The Victorian architecture in rural Beechworth is beautiful. Visitors should see the Burke Memorial Museum, opened in 1857 and later named in honour of explorer Robert O’Hara Burke (1821-61). After his death at Coopers Creek in 1861 during the famous Burke & Wills Expedition, Burke’s bible, inscribed revolver and the saddlebags used in his tragic expedition were immediately added to the collection.
The Museum holds 30,000+ individual items, and includes a significant collection of Aboriginal weapons and tools, many C19th native animal and birdlife taxidermy, significant Gold Rush era artefects, and the Street of Shops that is a recreation of Gold Era Beechworth.
Now I am interested in a newer section of the museum, the Ned Kelly Vault, opened in the former Sub Treasury building of the Beechworth Historic and Cultural Precinct in 2014. This collection is the most comprehensive of its type in regional Australia and includes the original death mask of Ned Kelly and many original items relating to the bushranger and his Gang.
In the early morning darkness of Monday, June 28th, the Police Special train pulled into Glenrowan Railway Station, and the police contingent disembarked. The Glenrowan Inn was burnt to the ground by police in their attempt to flush out members of the Kelly Gang, sparking a tragic chain of events for the owner Mrs Ann Jones. Her business was destroyed, and her 13-year-old son was killed in the siege after he was hit in the hip by a police bullet. By afternoon the siege of the Glenrowan Inn ended when three of the Kelly Gang members - Joe Byrne, Dan Kelly and Steve Hart – died, and Ned Kelly was captured behind the Inn.
He was hanged at the Melbourne Gaol on 11th Nov 1880. Kelly was, and remains Australia’s best known figure of folk law, partially because of the iconic armour donned by his gang in the Siege at Glenrowan. The Kelly story became famous because it showed impoverished working class lads standing up against tough authority figures. And infamous because it focused on an era when guns were allowed in private hands in Australia.
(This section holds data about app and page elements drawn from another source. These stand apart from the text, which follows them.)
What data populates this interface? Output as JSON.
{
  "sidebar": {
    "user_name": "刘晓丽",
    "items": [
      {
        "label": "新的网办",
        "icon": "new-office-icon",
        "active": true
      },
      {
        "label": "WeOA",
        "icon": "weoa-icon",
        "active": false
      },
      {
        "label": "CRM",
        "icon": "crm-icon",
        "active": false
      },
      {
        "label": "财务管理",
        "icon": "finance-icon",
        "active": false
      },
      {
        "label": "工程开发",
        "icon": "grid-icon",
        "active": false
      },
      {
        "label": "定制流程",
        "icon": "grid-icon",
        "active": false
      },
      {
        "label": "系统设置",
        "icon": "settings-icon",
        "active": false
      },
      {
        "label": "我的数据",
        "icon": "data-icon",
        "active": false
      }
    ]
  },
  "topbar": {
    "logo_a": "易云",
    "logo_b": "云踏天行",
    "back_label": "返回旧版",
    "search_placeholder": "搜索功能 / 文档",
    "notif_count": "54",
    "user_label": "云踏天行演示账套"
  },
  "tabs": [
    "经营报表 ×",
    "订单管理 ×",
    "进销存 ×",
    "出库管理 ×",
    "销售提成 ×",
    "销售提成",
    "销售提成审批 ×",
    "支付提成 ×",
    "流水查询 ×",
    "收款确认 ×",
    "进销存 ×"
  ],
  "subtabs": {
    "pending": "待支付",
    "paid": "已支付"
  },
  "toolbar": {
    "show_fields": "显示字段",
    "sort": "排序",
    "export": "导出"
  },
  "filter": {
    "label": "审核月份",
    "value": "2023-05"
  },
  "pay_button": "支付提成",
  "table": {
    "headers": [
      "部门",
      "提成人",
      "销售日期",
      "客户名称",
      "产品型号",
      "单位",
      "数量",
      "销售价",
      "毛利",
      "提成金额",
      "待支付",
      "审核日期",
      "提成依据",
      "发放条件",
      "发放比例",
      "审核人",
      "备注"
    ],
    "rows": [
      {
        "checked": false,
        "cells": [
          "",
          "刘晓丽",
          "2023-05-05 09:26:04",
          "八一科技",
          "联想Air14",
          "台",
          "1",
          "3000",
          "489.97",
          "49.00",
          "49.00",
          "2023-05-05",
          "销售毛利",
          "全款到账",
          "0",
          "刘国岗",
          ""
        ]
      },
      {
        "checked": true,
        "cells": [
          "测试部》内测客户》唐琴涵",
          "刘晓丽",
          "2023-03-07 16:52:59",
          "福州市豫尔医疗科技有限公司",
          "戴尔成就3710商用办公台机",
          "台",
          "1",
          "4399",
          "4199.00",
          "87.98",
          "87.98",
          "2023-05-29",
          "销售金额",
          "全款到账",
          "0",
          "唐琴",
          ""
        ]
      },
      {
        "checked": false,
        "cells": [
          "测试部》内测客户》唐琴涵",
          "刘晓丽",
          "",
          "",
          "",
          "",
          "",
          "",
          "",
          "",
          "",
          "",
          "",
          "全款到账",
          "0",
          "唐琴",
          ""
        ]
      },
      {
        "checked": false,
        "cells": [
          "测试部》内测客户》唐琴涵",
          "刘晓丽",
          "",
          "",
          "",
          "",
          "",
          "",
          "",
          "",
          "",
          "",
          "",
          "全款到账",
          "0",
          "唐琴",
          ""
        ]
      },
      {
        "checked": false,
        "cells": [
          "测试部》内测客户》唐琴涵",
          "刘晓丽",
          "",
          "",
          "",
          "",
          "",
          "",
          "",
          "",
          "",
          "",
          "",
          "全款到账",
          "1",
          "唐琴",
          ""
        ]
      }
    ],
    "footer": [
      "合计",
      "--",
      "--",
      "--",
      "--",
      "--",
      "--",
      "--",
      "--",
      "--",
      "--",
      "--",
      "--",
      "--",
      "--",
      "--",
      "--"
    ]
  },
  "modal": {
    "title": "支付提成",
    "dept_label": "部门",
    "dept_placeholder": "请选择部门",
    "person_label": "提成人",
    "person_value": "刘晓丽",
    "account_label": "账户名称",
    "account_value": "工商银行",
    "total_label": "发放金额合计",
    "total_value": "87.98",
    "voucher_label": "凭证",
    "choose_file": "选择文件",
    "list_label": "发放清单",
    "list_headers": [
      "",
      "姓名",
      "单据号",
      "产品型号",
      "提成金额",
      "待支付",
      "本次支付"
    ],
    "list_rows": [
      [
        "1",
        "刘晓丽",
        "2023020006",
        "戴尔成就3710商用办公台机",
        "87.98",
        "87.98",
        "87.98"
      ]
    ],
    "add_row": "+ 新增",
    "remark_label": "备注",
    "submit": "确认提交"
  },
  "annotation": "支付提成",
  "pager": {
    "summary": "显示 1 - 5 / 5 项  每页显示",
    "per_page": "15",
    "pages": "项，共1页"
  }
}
Now Ashlee Aldridge has written about some precious artefacts salvaged from Ned Kelly's last stand at Glenrowan. The Fire at the Glenrowan Inn in 1880 was a tragic story, and after almost 140 years, surviving items from the blaze now are being displayed. A small brass box given to the proprietor of the inn, Ann Jones, has been acquired by Beechworth's Burke Museum. Matt Shaw, the founder and co-creator of the Ned Kelly Vault, said "It is handmade, made of brass and would have been an extravagant gift. It has Ann Jones, Glenrowan Inn, Glenrowan 1876 engraved on the top. So it was obviously a gift from one of her loved ones, on the commencement of this new, exciting business venture."
Kelly Vault, Beechworth
One display cabinet in
the Kelly Vault, Beechworth
The brass box was taken as a souvenir by locals the day after the fire. There was no real trace of it until it turned up at an auction in the early 2000s. An antique dealer noticed it was listed in a lot and knowing its significance, bought it and put it on display in Melbourne’s Police Museum. Original objects and documents in the Melbourne collection include Dan Kelly’s and Steve Hart’s armour.
This programme complements the history of Ned Kelly at the Old Melbourne Gaol. And it complements the State Library of Victoria collection; see the Jerilderie letter, Ned’s armour and death mask, family photos, police telegrams and photographs, newspaper reports, letters, minutes from the 1880 Kelly Royal Commission and books written about the bushranger.
Also from that horrible moment in history, a bullet-ridden table was salvaged. Burke Museum manager Cameron Auty said "the table was taken out of the inn by the Kelly Gang when their plans didn't go as well as they'd hoped, and police didn't turn up as quickly as they'd liked, so people started to get a bit bored. They decided to have a dance inside the inn, they cleared the table out to make some space. The table has bullet holes and other damage from the siege, so it is amazing to see that still in existence."
The table has been on display at the Ned Kelly Vault since it opened and for the next two months, it will form part of an exhibition about Mrs Jones at the Burke Museum. Mr Auty noted that "they're the only two large objects remaining from the siege. There are other small things like scraps and bullets, but no more large objects".
Leather cartridge bag, with two metal buckles and broken straps
taken from Ned Kelly by Sergeant Steele at Glenrowan
Victoria Police Museum
Kelly Gang helmet, with bullet hole
Despite it being 130 years since that siege, interest in the Ned Kelly story has continued. Auty added that "the response has been huge, especially in the local community and there has been a lot of media interest. Everybody loves a Ned Kelly story, especially the siege at Glenrowan. It was one of the most significant events in Australian history. Beechworth has a strong link to the Kelly family. Ned grew-up in Greta just around the corner, the Beechworth courthouse hosted 40 trials for the Kelly family, and Ned and his mother Ellen were in and out of Beechworth Gaol."